First, the two instances of hostile encounters I had in that game involved a fair bit of luck of the die. First, the scouting roll succeeded both times so the expedition was able to better organize to face off against the attacking natives. Second, I forgot the natives could be split up and attack from 2 sides. Third, I only ended up rolling 1 animal. Fourth, the expedition had a good number of armed figures and I rolled well on shooting, so no natives ever made it close to getting into hand to hand combat. Also, the duration of the encounters is fairly short, so there isn't a lot of time for maneuvering.
Having said all that it does seem to me it's often a good idea for the expedition to line up and fire their weapons as soon as possible and hope to take out enough of the attackers to make the rest run off. It also seems like the rifle-armed attacking natives are better off if they stand and fire. Natives armed with hand weapons should probably rush in and try to engage in hand to hand combat as soon as possible. This does seem like it would lead to combat encounters without a lot of finesse happening. I could be missing something here, and maybe more games will bring more finesse to the encounters.
One thing to keep in mind, though, is the game isn't about combat as such. It's about exploration, with some danger along the way. So a typical hostile encounter probably shouldn't have much of a chance of wiping out the entire expedition (or even a majority of explorers, soldiers and askaris).

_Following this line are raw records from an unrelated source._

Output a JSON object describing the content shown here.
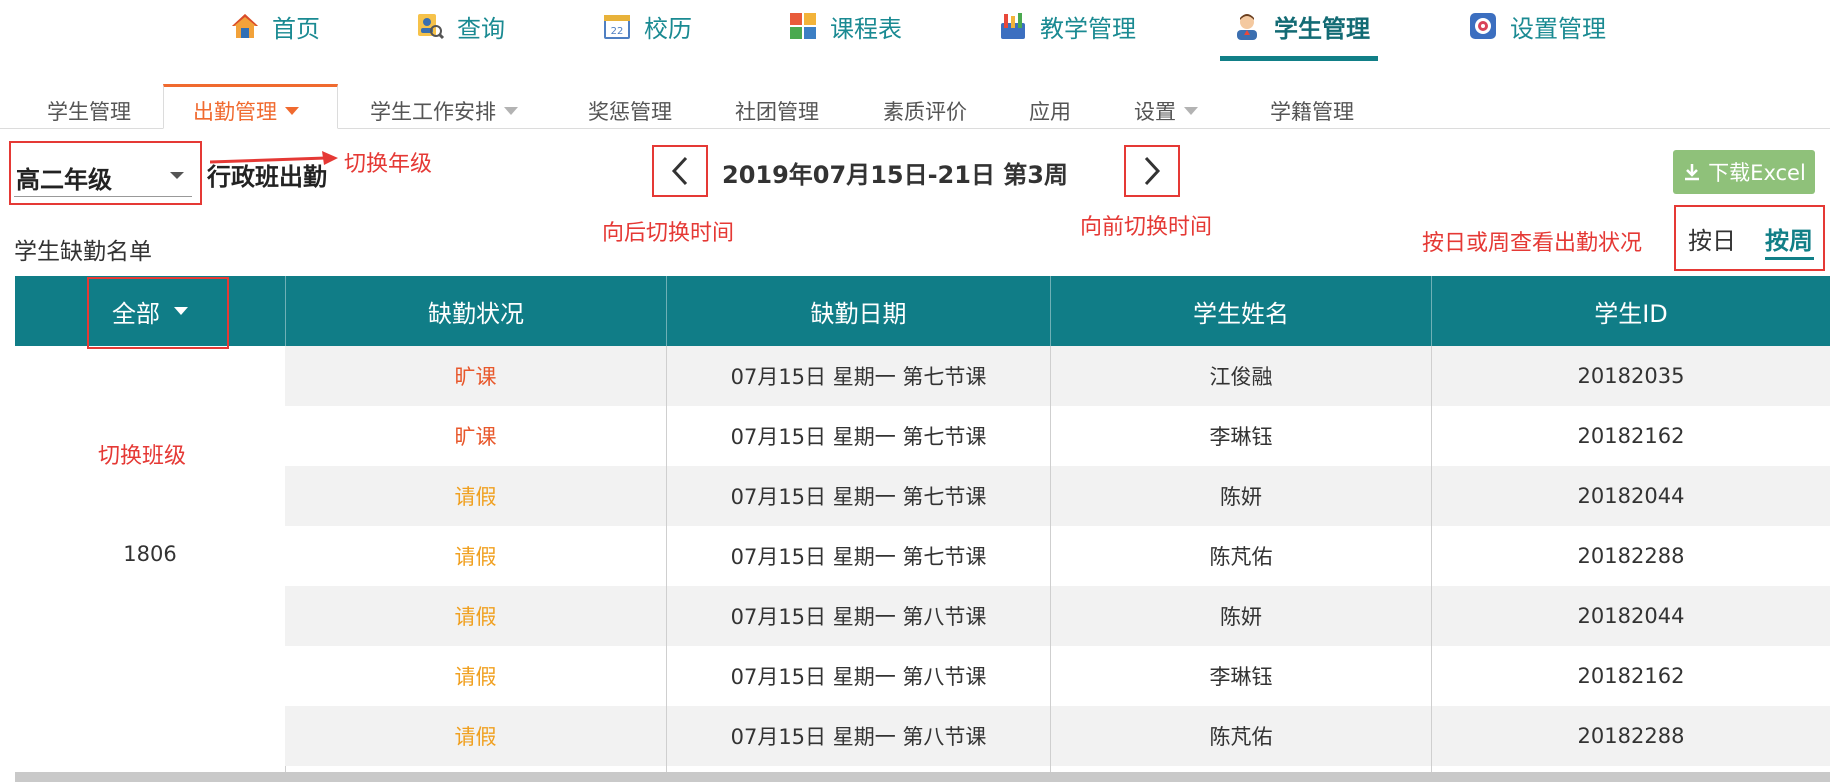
{
  "top_nav": {
    "items": [
      {
        "label": "首页",
        "icon": "home-icon"
      },
      {
        "label": "查询",
        "icon": "search-user-icon"
      },
      {
        "label": "校历",
        "icon": "calendar-icon"
      },
      {
        "label": "课程表",
        "icon": "timetable-icon"
      },
      {
        "label": "教学管理",
        "icon": "teaching-icon"
      },
      {
        "label": "学生管理",
        "icon": "student-icon"
      },
      {
        "label": "设置管理",
        "icon": "gear-icon"
      }
    ],
    "active_index": 5,
    "accent_color": "#117f87"
  },
  "sub_nav": {
    "items": [
      {
        "label": "学生管理",
        "has_dropdown": false
      },
      {
        "label": "出勤管理",
        "has_dropdown": true
      },
      {
        "label": "学生工作安排",
        "has_dropdown": true
      },
      {
        "label": "奖惩管理",
        "has_dropdown": false
      },
      {
        "label": "社团管理",
        "has_dropdown": false
      },
      {
        "label": "素质评价",
        "has_dropdown": false
      },
      {
        "label": "应用",
        "has_dropdown": false
      },
      {
        "label": "设置",
        "has_dropdown": true
      },
      {
        "label": "学籍管理",
        "has_dropdown": false
      }
    ],
    "active_index": 1,
    "active_color": "#f06a2f"
  },
  "toolbar": {
    "grade_selected": "高二年级",
    "attendance_title": "行政班出勤",
    "date_range": "2019年07月15日-21日 第3周",
    "download_label": "下载Excel",
    "view_day_label": "按日",
    "view_week_label": "按周",
    "absent_list_title": "学生缺勤名单"
  },
  "annotations": {
    "switch_grade": "切换年级",
    "prev_time": "向后切换时间",
    "next_time": "向前切换时间",
    "view_mode": "按日或周查看出勤状况",
    "switch_class": "切换班级"
  },
  "table": {
    "class_filter": "全部",
    "headers": [
      "缺勤状况",
      "缺勤日期",
      "学生姓名",
      "学生ID"
    ],
    "class_name": "1806",
    "rows": [
      {
        "status": "旷课",
        "status_type": "truant",
        "date": "07月15日 星期一 第七节课",
        "name": "江俊融",
        "id": "20182035"
      },
      {
        "status": "旷课",
        "status_type": "truant",
        "date": "07月15日 星期一 第七节课",
        "name": "李琳钰",
        "id": "20182162"
      },
      {
        "status": "请假",
        "status_type": "leave",
        "date": "07月15日 星期一 第七节课",
        "name": "陈妍",
        "id": "20182044"
      },
      {
        "status": "请假",
        "status_type": "leave",
        "date": "07月15日 星期一 第七节课",
        "name": "陈芃佑",
        "id": "20182288"
      },
      {
        "status": "请假",
        "status_type": "leave",
        "date": "07月15日 星期一 第八节课",
        "name": "陈妍",
        "id": "20182044"
      },
      {
        "status": "请假",
        "status_type": "leave",
        "date": "07月15日 星期一 第八节课",
        "name": "李琳钰",
        "id": "20182162"
      },
      {
        "status": "请假",
        "status_type": "leave",
        "date": "07月15日 星期一 第八节课",
        "name": "陈芃佑",
        "id": "20182288"
      }
    ],
    "header_color": "#107d87",
    "truant_color": "#e8582c",
    "leave_color": "#f0a020"
  }
}
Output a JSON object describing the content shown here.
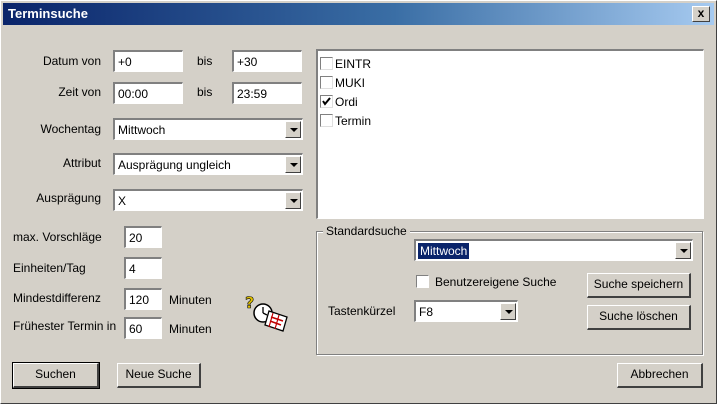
{
  "window": {
    "title": "Terminsuche",
    "close_label": "x"
  },
  "form": {
    "datum_von": {
      "label": "Datum von",
      "value": "+0",
      "bis_label": "bis",
      "bis_value": "+30"
    },
    "zeit_von": {
      "label": "Zeit von",
      "value": "00:00",
      "bis_label": "bis",
      "bis_value": "23:59"
    },
    "wochentag": {
      "label": "Wochentag",
      "value": "Mittwoch"
    },
    "attribut": {
      "label": "Attribut",
      "value": "Ausprägung ungleich"
    },
    "auspraegung": {
      "label": "Ausprägung",
      "value": "X"
    },
    "max_vorschlaege": {
      "label": "max. Vorschläge",
      "value": "20"
    },
    "einheiten_tag": {
      "label": "Einheiten/Tag",
      "value": "4"
    },
    "mindestdifferenz": {
      "label": "Mindestdifferenz",
      "value": "120",
      "unit": "Minuten"
    },
    "fruehester_termin": {
      "label": "Frühester Termin in",
      "value": "60",
      "unit": "Minuten"
    }
  },
  "categories": [
    {
      "label": "EINTR",
      "checked": false
    },
    {
      "label": "MUKI",
      "checked": false
    },
    {
      "label": "Ordi",
      "checked": true
    },
    {
      "label": "Termin",
      "checked": false
    }
  ],
  "standardsuche": {
    "title": "Standardsuche",
    "selected": "Mittwoch",
    "benutzereigene_label": "Benutzereigene Suche",
    "benutzereigene_checked": false,
    "tastenkuerzel_label": "Tastenkürzel",
    "tastenkuerzel_value": "F8",
    "save_button": "Suche speichern",
    "delete_button": "Suche löschen"
  },
  "buttons": {
    "suchen": "Suchen",
    "neue_suche": "Neue Suche",
    "abbrechen": "Abbrechen"
  },
  "icons": {
    "wizard": "search-wizard-icon"
  },
  "colors": {
    "titlebar": "#0a246a",
    "face": "#d4d0c8",
    "selection": "#0a246a"
  }
}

Still, one could introduce more finesse into the combat as desired (at the risk of making things too deadly for the expedition, making the games take much longer to play, and/or changing the focus from exploration to combat). This could range from simply adding some house rules to the game's rules for these encounters all the way to using some other combat rules instead. As for house rules, a few ideas that come to mind (untested as yet) include:
- Increasing the length of the encounter (the rules state an encounter lasts 4 turns). Possibly only ending the encounter when all natives are dead or have run away, and possibly any creatures are also either dead, have run away, or are not fighting.
- Placing natives in terrain features anywhere on the table as opposed to having them enter from a table edge. This could mean they are closer, and/or in cover when they are first spotted.
- Including the possibility of more natives showing up as the encounter wears on.
- Including native encounter cards with tougher opponents (this could be something more "historical" like battle-hardened veteran natives or more war-like tribes with higher stats, natives armed with bows or blowguns, possibly even soldiers from a belligerent nation; or more on the pulp/fantasy side, like lizardmen or swamp trolls or skeletons).
Adventures in Jimland was designed to make for quick games that could see an expedition (or a few expeditions run by different players) complete one "there and back" game in a couple of hours or so. To that end a lot has been kept fairly simple while still offering plenty of scope for a fun and interesting game. It seems to me one of the strengths of Adventures in Jimland is that is plenty of room for adding whatever complications one wants to add. The Jimland Reports are a great source of inspiration. These can be found at the NAGS website under Jimland Reports.
The above are my thoughts and opinions, not the game's designer. And I have only played one game so far, so I could be missing plenty.